Each line of the records below that holds "title" should be returned.

*** Material to process ***

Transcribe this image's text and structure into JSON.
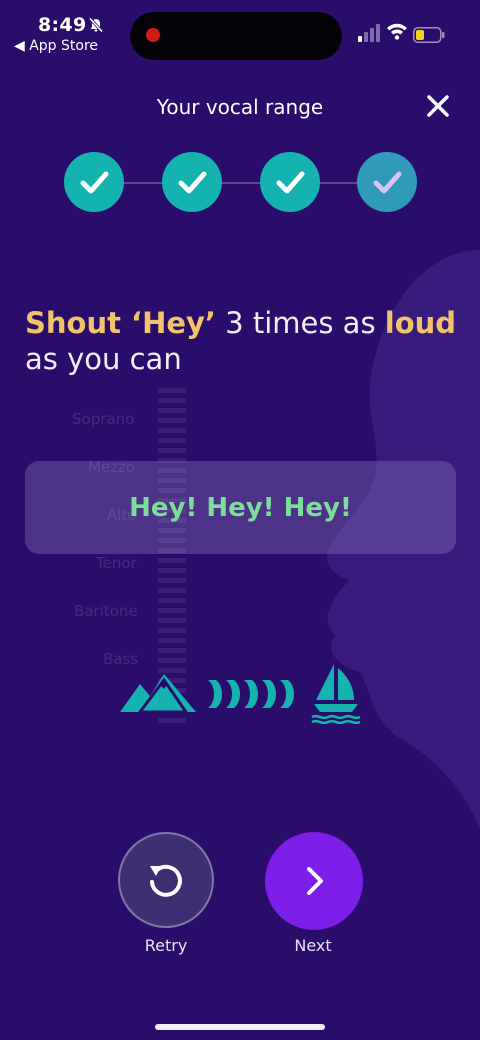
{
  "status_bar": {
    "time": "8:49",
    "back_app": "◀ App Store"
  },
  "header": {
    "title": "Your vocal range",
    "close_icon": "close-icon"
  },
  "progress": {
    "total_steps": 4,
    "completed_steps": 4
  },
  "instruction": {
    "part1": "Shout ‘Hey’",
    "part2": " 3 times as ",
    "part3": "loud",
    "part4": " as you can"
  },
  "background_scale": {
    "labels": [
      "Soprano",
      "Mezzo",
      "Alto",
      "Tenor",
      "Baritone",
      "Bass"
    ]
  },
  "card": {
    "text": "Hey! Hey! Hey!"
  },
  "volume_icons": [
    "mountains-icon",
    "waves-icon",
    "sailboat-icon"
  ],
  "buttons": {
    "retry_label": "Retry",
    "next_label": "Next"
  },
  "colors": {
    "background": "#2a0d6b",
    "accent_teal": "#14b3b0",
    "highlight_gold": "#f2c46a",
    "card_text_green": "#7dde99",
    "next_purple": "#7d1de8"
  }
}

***
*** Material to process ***

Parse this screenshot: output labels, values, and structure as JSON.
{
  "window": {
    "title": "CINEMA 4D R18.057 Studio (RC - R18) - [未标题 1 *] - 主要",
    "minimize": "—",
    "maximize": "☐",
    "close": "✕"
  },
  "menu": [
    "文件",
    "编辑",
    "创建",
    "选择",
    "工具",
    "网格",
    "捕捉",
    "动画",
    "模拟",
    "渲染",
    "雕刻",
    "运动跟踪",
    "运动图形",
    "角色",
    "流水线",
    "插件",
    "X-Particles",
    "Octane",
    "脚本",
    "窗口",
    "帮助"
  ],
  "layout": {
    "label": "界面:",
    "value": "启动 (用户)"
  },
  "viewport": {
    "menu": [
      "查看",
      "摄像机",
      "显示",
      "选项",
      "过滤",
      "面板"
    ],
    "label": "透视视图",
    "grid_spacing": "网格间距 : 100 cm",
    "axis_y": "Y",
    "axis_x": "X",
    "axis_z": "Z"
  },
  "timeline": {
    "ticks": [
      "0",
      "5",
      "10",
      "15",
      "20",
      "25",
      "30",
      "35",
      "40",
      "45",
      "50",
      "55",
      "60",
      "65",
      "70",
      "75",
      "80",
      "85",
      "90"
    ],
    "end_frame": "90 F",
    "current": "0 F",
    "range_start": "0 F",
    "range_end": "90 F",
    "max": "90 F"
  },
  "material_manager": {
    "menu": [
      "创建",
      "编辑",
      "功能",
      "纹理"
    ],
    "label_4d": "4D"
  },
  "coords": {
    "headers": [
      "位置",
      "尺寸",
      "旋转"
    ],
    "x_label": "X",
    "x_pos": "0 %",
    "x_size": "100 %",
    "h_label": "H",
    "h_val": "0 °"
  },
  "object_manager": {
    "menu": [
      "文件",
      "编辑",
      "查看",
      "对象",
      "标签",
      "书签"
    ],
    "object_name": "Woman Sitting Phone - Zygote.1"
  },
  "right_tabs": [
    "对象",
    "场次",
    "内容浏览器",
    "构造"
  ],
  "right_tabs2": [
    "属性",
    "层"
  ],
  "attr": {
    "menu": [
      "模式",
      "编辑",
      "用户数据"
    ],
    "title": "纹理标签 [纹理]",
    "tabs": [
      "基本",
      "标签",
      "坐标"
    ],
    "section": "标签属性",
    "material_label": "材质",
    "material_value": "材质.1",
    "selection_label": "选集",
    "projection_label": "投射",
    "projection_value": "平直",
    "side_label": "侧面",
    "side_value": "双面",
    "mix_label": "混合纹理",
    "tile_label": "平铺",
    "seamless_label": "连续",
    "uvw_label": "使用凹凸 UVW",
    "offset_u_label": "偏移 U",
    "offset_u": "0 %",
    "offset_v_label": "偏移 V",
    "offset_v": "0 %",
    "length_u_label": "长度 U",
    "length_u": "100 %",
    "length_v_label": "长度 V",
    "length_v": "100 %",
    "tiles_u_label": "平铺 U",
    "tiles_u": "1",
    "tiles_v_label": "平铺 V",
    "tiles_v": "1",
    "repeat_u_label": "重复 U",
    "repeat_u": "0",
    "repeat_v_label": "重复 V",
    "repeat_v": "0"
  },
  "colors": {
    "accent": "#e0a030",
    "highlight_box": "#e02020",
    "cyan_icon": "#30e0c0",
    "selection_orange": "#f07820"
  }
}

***

• _Task output_:
    "title": "Your vocal range",
    "title": "CINEMA 4D R18.057 Studio (RC - R18) - [未标题 1 *] - 主要",
    "title": "纹理标签 [纹理]",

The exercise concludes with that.